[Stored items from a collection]
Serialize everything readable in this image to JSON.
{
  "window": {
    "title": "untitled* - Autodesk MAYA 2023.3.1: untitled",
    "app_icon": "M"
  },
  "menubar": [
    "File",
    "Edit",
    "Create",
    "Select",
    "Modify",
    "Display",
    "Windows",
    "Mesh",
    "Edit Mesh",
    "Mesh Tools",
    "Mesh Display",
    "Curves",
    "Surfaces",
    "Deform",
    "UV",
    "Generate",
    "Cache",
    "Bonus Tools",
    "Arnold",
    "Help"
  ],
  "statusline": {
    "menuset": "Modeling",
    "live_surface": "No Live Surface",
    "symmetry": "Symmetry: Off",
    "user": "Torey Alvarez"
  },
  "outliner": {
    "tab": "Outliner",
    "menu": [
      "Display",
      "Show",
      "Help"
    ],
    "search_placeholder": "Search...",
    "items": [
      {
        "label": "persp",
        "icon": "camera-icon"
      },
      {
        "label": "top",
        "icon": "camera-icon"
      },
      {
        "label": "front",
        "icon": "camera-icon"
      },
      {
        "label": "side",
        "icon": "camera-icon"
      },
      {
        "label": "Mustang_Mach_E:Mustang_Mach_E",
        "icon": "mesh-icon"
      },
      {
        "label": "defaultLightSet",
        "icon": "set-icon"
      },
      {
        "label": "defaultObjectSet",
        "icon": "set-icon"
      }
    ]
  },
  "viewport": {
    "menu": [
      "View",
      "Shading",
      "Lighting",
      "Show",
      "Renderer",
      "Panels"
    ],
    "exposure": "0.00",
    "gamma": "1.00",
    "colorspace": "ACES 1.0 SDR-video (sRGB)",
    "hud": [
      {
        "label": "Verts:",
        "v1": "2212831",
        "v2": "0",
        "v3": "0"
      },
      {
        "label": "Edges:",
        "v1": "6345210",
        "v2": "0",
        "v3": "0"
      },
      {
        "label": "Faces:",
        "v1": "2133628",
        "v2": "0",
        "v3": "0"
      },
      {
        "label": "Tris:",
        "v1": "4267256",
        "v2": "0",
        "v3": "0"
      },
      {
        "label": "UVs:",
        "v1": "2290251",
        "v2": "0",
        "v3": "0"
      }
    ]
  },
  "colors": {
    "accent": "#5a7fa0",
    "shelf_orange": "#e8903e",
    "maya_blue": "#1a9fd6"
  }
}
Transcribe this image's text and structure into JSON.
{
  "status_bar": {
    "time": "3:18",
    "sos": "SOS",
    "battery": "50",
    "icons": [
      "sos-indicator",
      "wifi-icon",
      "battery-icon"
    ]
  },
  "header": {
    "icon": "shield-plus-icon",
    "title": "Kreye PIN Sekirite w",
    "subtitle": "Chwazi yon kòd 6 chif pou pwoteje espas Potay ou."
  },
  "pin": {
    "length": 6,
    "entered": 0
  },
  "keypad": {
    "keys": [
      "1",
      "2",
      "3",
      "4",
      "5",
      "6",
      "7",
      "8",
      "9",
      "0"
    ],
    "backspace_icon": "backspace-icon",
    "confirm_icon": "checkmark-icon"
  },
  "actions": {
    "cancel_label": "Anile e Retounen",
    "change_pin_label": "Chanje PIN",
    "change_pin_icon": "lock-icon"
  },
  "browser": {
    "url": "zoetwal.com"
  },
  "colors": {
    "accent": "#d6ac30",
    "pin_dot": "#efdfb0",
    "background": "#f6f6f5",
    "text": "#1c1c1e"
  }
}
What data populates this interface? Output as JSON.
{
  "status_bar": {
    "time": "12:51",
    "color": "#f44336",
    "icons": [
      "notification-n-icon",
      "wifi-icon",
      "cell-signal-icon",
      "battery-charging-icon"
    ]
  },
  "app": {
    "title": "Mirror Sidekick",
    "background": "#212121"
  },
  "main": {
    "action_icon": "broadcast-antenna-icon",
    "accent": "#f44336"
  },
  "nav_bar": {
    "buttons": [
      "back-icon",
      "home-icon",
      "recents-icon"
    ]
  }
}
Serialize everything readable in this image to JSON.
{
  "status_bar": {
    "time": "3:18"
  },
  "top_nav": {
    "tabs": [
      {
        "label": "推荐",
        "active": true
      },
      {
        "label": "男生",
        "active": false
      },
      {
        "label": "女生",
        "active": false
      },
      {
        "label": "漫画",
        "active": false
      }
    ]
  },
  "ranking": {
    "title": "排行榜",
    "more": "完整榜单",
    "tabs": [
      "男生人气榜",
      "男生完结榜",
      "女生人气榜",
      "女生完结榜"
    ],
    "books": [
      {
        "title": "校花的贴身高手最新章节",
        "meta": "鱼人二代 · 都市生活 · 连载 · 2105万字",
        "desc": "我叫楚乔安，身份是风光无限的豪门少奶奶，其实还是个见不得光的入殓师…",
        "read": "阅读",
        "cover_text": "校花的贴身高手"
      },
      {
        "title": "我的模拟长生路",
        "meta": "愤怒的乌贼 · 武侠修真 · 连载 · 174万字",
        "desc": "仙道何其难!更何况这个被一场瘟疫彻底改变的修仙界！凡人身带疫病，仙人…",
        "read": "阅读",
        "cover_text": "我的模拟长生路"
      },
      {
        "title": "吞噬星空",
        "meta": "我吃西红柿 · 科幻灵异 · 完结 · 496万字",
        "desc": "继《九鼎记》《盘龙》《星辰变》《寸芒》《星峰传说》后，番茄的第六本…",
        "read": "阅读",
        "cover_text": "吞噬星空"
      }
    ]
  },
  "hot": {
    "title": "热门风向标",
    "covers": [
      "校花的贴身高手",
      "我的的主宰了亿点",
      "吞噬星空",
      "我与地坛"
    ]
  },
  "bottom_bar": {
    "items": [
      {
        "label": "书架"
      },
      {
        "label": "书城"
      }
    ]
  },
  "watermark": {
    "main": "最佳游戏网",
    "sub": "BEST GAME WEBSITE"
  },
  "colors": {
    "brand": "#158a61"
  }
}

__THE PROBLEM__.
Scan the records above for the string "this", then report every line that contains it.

__WRITTEN SOLUTION__.
Serialize everything readable in this image to JSON.
Transcribe this image's text and structure into JSON.
What data populates this interface? Output as JSON.
Serialize everything readable in this image to JSON.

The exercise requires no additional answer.